What lines of the data below hold "Standard"? Show them.

[Collected data]
+-------+

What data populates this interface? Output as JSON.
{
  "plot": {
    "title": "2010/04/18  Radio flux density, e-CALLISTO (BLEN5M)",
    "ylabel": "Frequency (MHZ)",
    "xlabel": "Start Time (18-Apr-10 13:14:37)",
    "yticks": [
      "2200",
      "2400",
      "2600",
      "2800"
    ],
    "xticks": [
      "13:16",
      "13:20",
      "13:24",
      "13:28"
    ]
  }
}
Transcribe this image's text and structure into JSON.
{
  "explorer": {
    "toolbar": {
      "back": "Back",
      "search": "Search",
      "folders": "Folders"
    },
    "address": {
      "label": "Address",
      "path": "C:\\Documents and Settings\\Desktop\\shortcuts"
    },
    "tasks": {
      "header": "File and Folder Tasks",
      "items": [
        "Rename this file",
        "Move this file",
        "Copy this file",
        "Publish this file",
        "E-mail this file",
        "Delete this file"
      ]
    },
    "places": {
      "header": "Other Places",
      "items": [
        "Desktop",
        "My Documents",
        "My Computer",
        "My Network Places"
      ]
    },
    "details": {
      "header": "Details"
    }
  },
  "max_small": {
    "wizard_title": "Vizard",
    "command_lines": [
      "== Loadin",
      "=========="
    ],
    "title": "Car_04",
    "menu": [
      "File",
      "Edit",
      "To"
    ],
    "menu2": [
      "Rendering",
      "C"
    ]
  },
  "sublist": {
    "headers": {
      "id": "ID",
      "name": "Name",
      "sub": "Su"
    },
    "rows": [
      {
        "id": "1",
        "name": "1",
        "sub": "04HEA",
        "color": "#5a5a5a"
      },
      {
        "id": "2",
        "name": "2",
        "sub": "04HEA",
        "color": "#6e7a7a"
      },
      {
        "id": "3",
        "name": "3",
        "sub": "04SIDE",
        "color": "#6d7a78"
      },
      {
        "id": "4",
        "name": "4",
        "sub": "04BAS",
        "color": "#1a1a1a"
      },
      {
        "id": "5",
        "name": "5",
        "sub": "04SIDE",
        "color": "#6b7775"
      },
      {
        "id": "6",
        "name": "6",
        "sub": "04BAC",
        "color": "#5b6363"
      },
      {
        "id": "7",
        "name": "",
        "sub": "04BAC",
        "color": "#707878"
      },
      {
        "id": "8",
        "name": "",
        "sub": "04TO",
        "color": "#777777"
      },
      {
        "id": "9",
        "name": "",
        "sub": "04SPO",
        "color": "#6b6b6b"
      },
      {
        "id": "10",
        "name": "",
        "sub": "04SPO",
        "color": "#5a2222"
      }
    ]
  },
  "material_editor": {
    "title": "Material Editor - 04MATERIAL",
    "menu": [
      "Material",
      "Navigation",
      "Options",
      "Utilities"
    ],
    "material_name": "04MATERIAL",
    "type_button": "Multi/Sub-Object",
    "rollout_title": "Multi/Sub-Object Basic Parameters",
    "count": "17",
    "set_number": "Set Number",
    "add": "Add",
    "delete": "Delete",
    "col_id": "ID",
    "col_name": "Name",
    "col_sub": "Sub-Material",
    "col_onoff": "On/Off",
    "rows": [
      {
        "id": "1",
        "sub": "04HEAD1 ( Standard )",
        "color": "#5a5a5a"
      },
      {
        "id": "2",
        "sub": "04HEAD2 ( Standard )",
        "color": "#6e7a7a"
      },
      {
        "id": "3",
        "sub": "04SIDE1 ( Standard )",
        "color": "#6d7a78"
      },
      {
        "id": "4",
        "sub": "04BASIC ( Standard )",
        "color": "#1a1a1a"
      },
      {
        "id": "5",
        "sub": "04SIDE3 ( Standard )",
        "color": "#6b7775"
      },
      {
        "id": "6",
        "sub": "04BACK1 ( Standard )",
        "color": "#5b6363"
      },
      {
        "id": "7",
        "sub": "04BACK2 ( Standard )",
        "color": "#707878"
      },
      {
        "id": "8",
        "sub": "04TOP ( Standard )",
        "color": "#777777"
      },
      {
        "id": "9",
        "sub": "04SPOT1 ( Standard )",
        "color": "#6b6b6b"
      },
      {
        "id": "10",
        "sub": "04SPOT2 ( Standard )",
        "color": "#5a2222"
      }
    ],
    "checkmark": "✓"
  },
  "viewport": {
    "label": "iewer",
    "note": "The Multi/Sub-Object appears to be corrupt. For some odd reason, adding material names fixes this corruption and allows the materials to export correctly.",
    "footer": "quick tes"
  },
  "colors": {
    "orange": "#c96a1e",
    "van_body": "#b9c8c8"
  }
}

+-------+

## Solution to this problem
        "sub": "04HEAD1 ( Standard )",
        "sub": "04HEAD2 ( Standard )",
        "sub": "04SIDE1 ( Standard )",
        "sub": "04BASIC ( Standard )",
        "sub": "04SIDE3 ( Standard )",
        "sub": "04BACK1 ( Standard )",
        "sub": "04BACK2 ( Standard )",
        "sub": "04TOP ( Standard )",
        "sub": "04SPOT1 ( Standard )",
        "sub": "04SPOT2 ( Standard )",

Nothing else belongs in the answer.